<<<<

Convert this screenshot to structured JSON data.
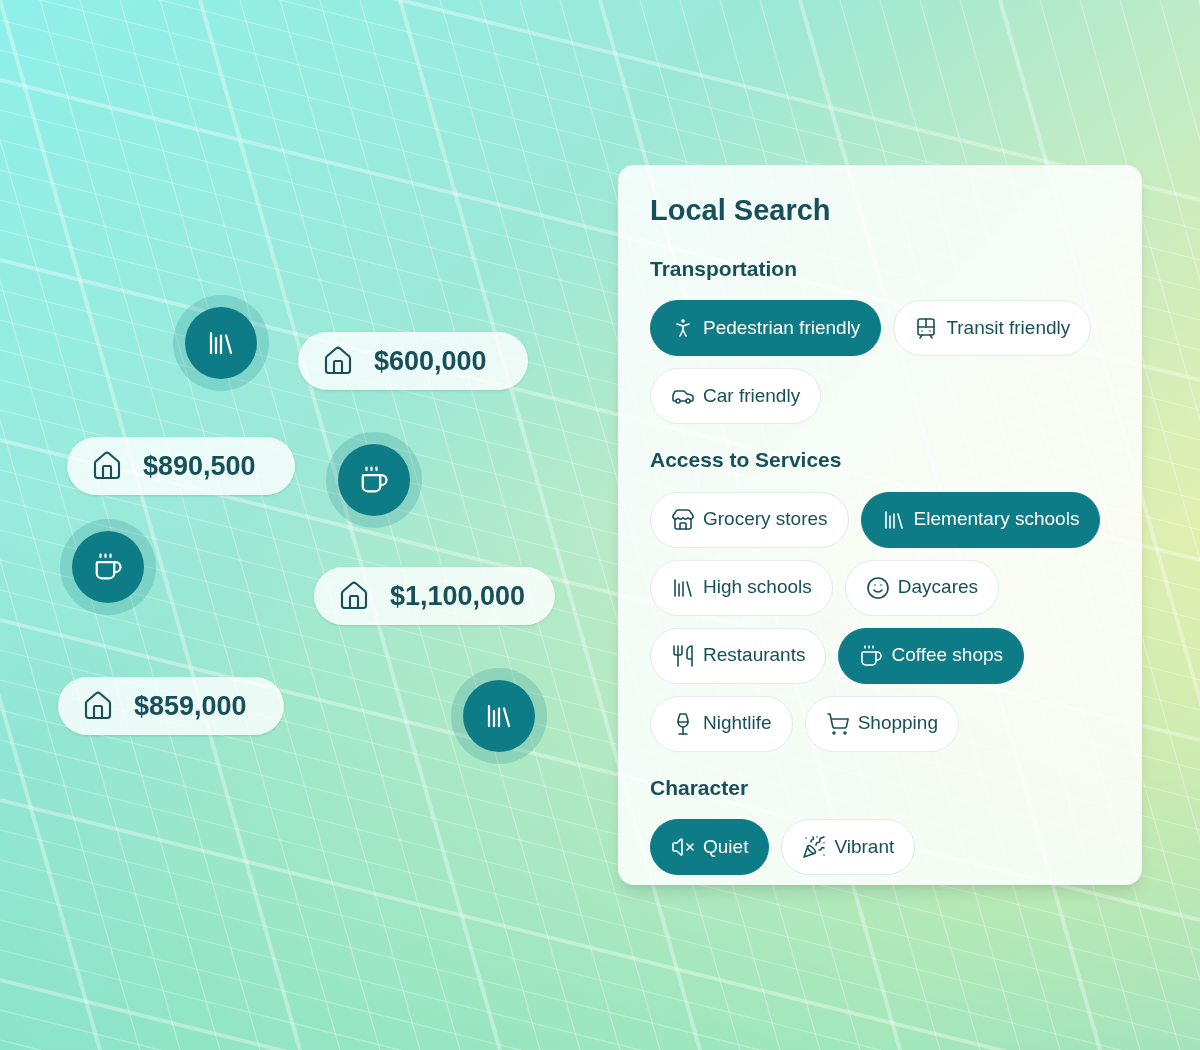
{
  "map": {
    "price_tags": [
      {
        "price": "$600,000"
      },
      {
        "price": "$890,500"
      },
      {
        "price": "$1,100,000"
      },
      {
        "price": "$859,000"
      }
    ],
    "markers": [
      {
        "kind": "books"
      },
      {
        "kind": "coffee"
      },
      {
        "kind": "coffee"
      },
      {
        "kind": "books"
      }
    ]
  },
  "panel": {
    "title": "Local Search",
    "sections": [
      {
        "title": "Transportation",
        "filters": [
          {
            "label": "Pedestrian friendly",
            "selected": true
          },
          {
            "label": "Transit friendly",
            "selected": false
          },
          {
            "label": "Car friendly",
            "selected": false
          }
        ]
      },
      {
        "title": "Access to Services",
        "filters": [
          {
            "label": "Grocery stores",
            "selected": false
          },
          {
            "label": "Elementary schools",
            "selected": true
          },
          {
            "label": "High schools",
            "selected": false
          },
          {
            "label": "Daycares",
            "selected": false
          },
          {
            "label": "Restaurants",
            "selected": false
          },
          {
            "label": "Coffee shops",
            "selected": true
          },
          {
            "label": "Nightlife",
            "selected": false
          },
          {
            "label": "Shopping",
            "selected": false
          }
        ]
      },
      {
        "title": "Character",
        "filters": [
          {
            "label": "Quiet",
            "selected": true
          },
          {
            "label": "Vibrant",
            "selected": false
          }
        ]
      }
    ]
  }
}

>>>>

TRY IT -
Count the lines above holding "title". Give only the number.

TASK RESULT -
4